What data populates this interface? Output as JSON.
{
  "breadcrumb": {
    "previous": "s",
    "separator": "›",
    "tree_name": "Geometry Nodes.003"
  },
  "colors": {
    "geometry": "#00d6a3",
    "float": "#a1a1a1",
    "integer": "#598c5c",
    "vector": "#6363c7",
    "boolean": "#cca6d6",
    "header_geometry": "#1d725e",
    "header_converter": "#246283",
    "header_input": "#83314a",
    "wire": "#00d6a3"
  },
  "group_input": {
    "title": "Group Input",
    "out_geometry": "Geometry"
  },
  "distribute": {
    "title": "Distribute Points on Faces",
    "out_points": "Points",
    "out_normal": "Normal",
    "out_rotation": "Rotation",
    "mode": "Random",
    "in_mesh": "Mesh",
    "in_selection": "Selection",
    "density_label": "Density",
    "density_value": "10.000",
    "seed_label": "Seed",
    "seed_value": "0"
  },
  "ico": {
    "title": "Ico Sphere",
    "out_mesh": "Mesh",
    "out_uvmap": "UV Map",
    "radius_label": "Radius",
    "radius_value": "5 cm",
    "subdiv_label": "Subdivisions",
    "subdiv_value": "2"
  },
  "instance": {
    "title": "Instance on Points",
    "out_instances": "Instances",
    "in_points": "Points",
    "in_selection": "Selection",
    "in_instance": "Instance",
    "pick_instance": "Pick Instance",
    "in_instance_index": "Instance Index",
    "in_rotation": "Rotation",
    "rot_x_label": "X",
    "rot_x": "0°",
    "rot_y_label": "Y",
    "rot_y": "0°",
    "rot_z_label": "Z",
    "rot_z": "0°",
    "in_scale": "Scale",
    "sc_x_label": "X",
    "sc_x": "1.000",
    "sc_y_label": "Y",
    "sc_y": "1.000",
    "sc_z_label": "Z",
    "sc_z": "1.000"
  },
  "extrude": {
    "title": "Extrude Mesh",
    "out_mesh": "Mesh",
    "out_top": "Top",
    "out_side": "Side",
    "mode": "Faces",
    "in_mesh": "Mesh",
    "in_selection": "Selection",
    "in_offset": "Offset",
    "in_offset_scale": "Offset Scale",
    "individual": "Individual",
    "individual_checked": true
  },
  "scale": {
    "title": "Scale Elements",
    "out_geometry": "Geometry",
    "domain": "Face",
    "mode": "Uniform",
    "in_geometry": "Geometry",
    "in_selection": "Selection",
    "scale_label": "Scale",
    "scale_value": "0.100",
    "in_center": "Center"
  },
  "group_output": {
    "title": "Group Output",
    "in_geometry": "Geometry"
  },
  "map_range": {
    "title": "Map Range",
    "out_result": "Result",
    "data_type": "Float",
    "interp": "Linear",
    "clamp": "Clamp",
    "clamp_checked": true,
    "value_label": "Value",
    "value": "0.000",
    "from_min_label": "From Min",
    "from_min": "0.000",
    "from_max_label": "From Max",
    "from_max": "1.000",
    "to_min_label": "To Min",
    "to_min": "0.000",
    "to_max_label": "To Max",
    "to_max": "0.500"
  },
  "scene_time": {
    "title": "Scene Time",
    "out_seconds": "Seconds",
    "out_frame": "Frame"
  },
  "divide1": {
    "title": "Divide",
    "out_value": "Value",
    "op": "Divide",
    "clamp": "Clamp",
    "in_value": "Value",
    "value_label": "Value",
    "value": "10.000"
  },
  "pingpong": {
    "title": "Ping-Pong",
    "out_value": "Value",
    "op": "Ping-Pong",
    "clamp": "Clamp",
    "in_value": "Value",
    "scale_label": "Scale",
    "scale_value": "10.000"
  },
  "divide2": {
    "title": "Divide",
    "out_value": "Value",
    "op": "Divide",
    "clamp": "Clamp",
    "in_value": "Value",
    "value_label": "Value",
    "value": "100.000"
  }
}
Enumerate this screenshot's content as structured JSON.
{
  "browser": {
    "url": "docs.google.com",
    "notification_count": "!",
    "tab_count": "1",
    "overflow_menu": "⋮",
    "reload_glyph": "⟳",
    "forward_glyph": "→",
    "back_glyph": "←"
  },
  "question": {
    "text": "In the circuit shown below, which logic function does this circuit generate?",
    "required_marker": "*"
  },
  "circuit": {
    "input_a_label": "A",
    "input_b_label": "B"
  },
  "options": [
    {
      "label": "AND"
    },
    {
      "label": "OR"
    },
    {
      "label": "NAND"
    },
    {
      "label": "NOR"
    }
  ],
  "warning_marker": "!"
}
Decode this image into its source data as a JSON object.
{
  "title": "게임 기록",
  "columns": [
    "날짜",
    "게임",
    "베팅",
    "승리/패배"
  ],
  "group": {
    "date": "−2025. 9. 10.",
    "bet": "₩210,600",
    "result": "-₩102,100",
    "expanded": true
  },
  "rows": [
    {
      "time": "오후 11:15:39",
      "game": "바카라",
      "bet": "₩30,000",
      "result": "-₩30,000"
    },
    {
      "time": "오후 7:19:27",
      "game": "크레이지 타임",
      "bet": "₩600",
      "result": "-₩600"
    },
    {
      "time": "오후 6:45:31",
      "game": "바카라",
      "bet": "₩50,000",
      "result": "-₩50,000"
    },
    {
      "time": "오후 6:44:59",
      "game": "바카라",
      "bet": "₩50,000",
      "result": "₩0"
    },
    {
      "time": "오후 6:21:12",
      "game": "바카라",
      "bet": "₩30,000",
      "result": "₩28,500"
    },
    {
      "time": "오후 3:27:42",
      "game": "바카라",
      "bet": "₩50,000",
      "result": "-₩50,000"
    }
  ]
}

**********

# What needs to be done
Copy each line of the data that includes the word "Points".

# Written response
    "title": "Distribute Points on Faces",
    "out_points": "Points",
    "title": "Instance on Points",
    "in_points": "Points",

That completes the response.